This pharmaceutical strategy can escalate into full blown addiction. Let’s say a medical doctor limits the prescription of oxycontin because she suspects a patient is abusing his medication. This might send that patient into the street to buy the much cheaper (and easily acquired) black tar heroin which also does the trick.
We all know the sad ending to these stories. The actor Heath Ledger, the great rock star Prince, and Deb, the piano player in one of my bands. Thousands of young people from big and small towns around the country. All dead. And the toll is mounting.
The Hippocratic Oath
The modern version of the Hippocratic Oath–the vow taken by physicians upon graduation from their professional schools and prior to embarking on their careers–contains several statements worth noting:
“I will prevent disease wherever I can, for prevention is preferable to cure.”
“I will apply, for the benefit of the sick, all measures which are required, avoiding the twin traps of over treatment and therapeutic nihilism.”
“I will not be ashamed to say ‘I know not,’ nor will I fail to call in my colleagues when the skills of another are needed for a patient’s recovery.”
Too often, those in the healing professions violate these principles. Economic realities embedded in a competitive marketplace, fueled by a perception of scarcity, can push providers to favor collections over care.
At the same time, Big Pharma pumps out medications for every ailment. The more chronic, the better; meds for a lifetime are best. There is no money in prevention. Ongoing prescription means easy, steady office visits.
And my profession is no different. Prescribing endless treatments using questionable X-ray diagnostics, chiropractors can foster patient dependence.

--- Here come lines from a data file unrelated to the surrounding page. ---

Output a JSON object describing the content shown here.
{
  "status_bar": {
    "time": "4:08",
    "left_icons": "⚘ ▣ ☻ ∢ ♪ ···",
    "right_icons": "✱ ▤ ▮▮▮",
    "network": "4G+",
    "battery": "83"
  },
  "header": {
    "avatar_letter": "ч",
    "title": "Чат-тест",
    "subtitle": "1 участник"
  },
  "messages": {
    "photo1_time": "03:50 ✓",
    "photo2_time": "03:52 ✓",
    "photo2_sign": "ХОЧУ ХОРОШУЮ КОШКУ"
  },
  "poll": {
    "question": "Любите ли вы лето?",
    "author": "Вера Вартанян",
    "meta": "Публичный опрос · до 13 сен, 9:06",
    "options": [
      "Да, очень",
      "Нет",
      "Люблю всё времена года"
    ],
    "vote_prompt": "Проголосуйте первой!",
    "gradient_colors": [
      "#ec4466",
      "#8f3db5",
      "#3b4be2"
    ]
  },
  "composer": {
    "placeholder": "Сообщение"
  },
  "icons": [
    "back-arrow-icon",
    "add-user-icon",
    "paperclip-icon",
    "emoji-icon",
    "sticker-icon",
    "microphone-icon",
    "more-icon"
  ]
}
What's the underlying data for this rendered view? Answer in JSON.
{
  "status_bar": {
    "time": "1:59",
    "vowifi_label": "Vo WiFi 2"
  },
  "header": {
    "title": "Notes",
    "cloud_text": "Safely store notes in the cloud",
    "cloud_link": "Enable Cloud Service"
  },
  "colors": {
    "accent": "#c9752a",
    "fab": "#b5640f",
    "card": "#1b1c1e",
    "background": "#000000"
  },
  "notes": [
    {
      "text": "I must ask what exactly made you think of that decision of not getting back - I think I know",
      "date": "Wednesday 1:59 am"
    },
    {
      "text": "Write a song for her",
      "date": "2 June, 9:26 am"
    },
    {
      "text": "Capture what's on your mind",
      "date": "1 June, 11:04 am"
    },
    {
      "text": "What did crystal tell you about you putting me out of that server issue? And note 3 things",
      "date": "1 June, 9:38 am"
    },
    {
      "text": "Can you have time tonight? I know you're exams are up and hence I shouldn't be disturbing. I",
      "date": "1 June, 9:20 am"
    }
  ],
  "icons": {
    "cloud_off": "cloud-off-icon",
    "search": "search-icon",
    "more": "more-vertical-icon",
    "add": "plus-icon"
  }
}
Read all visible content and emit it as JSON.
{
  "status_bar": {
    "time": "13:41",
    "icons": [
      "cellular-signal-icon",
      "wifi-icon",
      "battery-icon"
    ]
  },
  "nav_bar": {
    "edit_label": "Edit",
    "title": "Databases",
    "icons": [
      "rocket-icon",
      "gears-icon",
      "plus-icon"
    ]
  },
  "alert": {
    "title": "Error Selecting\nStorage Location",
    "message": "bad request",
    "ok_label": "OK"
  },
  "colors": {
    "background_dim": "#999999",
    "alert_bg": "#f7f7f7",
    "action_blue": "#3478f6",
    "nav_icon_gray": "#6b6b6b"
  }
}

Few would admit, however, that these are business practices aimed at maximizing profits.
Finally, both traditional MD’s and alternative practitioners can allow their egos to inhibit referrals to providers outside of their professions. In most medical schools there are few (if any) classes that focus on specialties outside the traditional medical world. MD’s know all about neurologists, nephrologists, gastroenterologists and all the other “ists,” but very little about chiropractors, acupuncturists, naturopaths or pilates instructors. And alternative providers can be grandiose in their appraisal of what conditions they can effectively treat. How can a practitioner refer a patient to seek help beyond one’s own narrow scope, when one sees nothing outside it?
A better approach
The pain we all feel is real. The causes can be clear or subtle. But we must ask ourselves whether we want to treat only the symptoms, or to determine the causes and make corrections there.
This approach may frighten both patients and providers, forcing the former to take responsibility for their health and the latter to leave economics out of their health care recommendations. It compels all of us to look at the world we have constructed, and consider challenging the notion that the reality we know is the only one there is. Only then can we get to the root of our pain.
Dr. Ricky Fishman has been a San Francisco based chiropractor since 1986. In addition to the treatment of back pain and other musculoskeletal injuries, he works as a consultant in the field of health and wellness with companies dedicated to re-visioning health care for the 21st firstname.lastname@example.org www.rickyfishman.com